How to Know When a Newborn Is Full

By Kathryn Hatter
Your newborn's behavior will tell you when he's full.
Your newborn's behavior will tell you when he's full.

As you take care of your newborn, learning his behaviors and cues will be an important process. Determining when a baby is hungry involves watching for signs that tell you he is uncomfortable and wants to suck. If you watch your little one carefully, you will also learn how to tell when he is full and doesn’t need or want any more milk.

Note your baby’s rate of sucking to determine fullness. When a baby first starts eating and feels hungry, sucking will be rhythmic and rapid with noticeable swallowing. As your baby becomes less hungry, sucking will slow and swallowing will become less apparent, according to the Palo Alto Medical Foundation. Your baby may pause between sucks, also, as she becomes full.

Watch to see if your baby pulls away from the nipple, acting relaxed and satisfied. You might see a look of satisfaction on his face and he could clamp his lips together with a disinterest in eating.

Notice other behaviors that indicate fullness. No longer sucking actively, turning her head away, closing her eyes and falling asleep are common behaviors of a satisfied baby. Sometimes a baby may look around the room quietly when she feels full and other times her full tummy could lull her off to sleep.

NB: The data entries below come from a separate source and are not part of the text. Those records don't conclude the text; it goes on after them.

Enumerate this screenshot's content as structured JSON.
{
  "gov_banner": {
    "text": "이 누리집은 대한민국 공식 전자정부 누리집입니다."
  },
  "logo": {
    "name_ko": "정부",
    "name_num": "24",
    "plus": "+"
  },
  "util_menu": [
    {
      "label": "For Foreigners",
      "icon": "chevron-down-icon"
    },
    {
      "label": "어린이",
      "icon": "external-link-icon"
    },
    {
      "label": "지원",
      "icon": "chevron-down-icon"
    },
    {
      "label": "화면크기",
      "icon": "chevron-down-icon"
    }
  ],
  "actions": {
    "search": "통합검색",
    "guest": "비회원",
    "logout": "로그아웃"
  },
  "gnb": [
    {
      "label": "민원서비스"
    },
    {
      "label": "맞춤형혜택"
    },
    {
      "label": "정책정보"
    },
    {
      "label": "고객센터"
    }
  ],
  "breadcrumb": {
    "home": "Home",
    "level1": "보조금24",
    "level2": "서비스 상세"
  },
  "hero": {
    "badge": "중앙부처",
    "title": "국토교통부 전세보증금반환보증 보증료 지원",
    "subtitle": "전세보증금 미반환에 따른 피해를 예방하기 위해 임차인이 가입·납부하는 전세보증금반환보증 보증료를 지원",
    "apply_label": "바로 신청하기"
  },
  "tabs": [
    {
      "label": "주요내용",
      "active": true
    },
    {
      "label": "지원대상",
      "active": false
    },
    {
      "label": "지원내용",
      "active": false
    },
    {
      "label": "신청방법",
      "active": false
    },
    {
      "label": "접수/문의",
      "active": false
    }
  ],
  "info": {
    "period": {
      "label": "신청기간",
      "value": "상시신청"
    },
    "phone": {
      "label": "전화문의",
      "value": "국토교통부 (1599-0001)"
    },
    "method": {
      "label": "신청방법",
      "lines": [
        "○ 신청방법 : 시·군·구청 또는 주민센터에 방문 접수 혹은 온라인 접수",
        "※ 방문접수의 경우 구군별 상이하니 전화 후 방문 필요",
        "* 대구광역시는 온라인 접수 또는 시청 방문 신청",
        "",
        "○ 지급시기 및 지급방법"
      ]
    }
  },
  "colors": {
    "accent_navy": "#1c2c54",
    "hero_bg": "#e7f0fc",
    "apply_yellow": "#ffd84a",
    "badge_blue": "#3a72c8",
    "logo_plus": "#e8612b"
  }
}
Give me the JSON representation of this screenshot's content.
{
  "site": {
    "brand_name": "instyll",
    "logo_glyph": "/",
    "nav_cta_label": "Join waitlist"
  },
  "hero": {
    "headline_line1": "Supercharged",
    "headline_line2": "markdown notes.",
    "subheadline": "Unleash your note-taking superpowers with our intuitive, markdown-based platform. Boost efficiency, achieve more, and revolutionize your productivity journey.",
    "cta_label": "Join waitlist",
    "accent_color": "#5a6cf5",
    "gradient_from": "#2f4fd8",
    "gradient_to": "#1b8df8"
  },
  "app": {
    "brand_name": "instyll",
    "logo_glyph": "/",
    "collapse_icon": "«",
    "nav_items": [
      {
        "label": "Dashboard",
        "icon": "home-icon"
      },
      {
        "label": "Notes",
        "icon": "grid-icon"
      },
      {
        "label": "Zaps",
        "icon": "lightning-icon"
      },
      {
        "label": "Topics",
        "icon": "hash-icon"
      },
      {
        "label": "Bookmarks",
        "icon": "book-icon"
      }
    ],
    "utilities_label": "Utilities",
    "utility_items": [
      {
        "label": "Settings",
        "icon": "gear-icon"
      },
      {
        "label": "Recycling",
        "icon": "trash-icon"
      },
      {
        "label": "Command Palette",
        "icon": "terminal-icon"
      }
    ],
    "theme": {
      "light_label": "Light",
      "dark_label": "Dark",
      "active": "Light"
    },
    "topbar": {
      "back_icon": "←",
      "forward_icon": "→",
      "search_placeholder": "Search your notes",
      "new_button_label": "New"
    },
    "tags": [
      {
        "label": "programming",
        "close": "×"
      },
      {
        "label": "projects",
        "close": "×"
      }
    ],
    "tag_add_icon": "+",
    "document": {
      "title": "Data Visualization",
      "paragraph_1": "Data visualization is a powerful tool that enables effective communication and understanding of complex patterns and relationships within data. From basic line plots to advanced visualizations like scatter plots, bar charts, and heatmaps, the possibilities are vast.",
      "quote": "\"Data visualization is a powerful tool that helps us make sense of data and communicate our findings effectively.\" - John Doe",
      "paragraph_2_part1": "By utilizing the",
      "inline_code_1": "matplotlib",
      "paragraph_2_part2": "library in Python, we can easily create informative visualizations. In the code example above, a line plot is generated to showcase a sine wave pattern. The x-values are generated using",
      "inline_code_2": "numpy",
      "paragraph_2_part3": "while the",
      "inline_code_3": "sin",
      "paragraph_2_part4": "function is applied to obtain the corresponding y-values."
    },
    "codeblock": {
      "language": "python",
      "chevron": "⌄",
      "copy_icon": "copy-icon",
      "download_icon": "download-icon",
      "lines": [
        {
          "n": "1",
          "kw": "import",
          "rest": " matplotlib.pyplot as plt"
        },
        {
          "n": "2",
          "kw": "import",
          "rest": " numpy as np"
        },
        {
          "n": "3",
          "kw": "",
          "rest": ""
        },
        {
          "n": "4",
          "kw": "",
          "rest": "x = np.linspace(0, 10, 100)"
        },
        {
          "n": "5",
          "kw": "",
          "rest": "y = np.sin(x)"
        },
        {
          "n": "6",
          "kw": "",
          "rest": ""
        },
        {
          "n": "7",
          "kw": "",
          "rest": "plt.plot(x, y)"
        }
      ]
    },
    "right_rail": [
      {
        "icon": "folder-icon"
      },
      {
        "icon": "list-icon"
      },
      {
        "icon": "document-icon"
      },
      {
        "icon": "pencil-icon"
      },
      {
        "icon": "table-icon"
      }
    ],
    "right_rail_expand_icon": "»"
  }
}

Determine how much your baby ate. If you are formula-feeding, a newborn will eat between 1.5 and 3 ounces of formula at each feeding, according to KidsHealth. If you are breastfeeding, feel your breasts after breastfeeding to determine if they feel emptied. If your baby did not consume enough formula or one or both breasts still feel full, your baby may not be completely full and he may rouse himself to eat again in a short time.


Whenever your breastfed baby remains actively latched, sucking and swallowing, it’s safe to assume he’s still hungry, advises the Palo Alto Medical Foundation.

About the Author

Kathryn Hatter is a veteran home-school educator, as well as an accomplished gardener, quilter, crocheter, cook, decorator and digital graphics creator. As a regular contributor to Natural News, many of Hatter's Internet publications focus on natural health and parenting. Hatter has also had publication on home improvement websites such as Redbeacon.